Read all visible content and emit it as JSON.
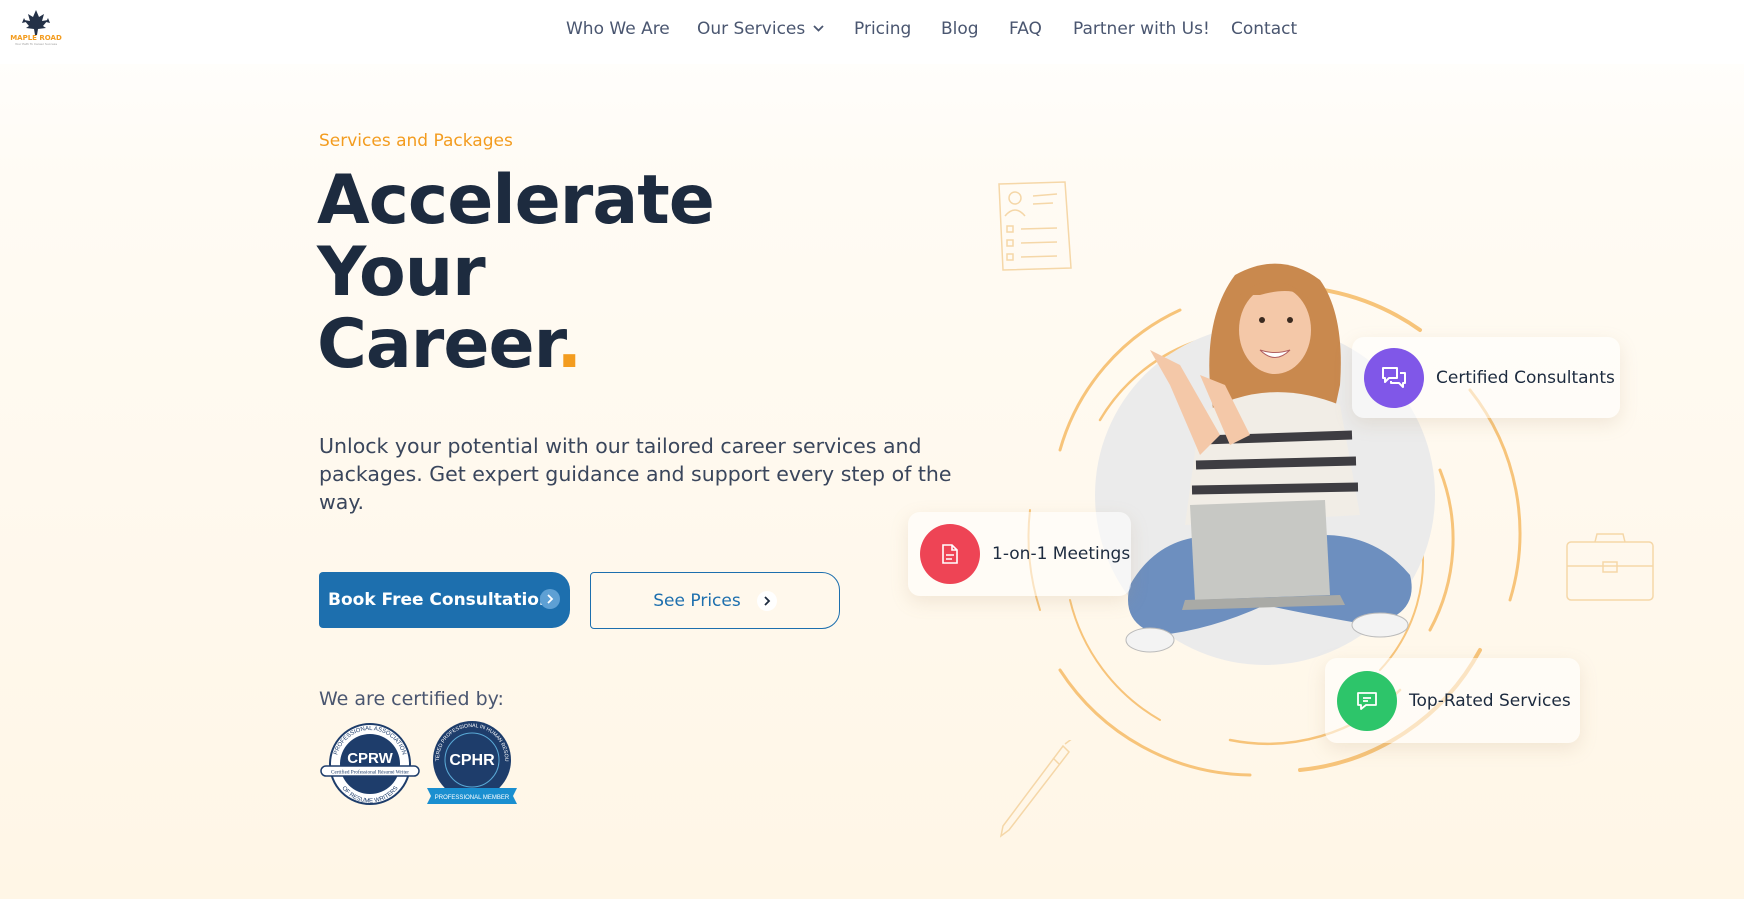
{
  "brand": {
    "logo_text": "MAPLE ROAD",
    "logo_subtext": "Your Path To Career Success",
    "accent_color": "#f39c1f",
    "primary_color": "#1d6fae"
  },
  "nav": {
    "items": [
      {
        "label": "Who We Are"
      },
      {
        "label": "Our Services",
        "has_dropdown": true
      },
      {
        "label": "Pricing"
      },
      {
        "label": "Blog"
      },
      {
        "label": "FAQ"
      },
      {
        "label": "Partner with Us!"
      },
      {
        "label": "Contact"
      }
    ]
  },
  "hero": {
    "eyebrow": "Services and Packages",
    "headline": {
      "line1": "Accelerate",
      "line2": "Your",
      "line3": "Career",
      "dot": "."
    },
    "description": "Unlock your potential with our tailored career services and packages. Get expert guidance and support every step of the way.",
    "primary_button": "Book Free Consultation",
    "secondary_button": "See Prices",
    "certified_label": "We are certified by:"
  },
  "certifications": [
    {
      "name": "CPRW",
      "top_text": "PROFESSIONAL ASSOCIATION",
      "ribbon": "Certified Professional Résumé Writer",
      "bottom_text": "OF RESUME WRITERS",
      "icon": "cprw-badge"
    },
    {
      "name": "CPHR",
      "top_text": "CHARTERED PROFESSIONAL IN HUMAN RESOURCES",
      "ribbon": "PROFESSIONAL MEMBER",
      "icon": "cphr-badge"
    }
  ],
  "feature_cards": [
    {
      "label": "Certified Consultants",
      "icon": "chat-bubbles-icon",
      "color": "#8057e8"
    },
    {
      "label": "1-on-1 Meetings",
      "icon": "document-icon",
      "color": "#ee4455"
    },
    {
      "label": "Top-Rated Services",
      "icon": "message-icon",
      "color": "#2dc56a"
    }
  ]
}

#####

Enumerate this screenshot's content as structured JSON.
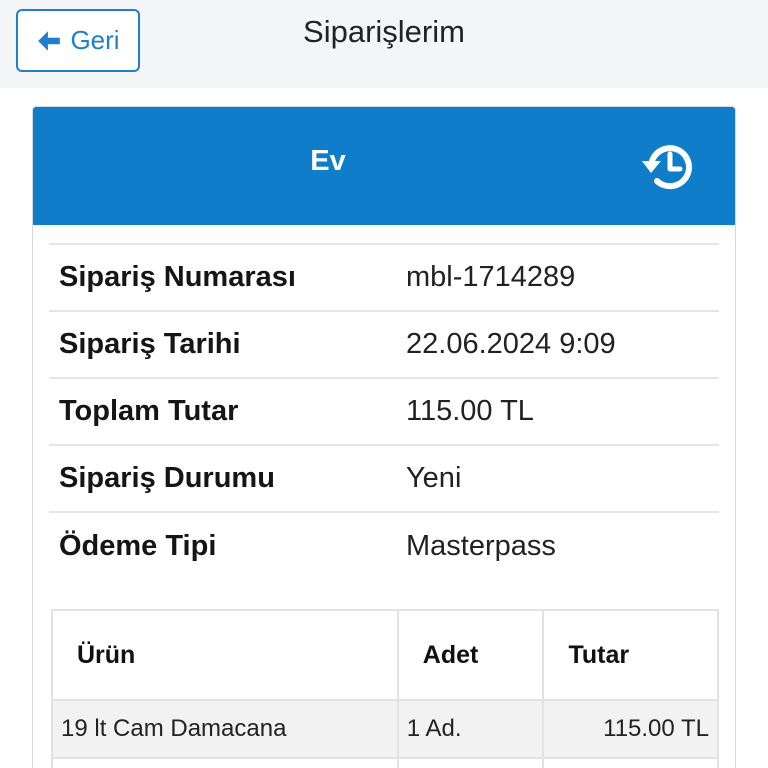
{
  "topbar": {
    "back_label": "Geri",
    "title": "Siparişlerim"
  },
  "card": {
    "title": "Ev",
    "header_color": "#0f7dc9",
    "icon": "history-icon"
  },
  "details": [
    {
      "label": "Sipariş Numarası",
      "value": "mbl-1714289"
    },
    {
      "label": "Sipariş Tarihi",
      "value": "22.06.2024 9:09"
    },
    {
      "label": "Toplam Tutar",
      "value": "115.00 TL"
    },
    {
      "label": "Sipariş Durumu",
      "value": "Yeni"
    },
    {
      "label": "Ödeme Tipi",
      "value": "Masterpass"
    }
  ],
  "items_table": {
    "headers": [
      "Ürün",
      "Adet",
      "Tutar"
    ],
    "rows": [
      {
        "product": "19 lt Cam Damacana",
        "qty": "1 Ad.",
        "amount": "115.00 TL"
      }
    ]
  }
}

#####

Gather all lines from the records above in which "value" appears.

      "value": "mbl-1714289"
      "value": "22.06.2024 9:09"
      "value": "115.00 TL"
      "value": "Yeni"
      "value": "Masterpass"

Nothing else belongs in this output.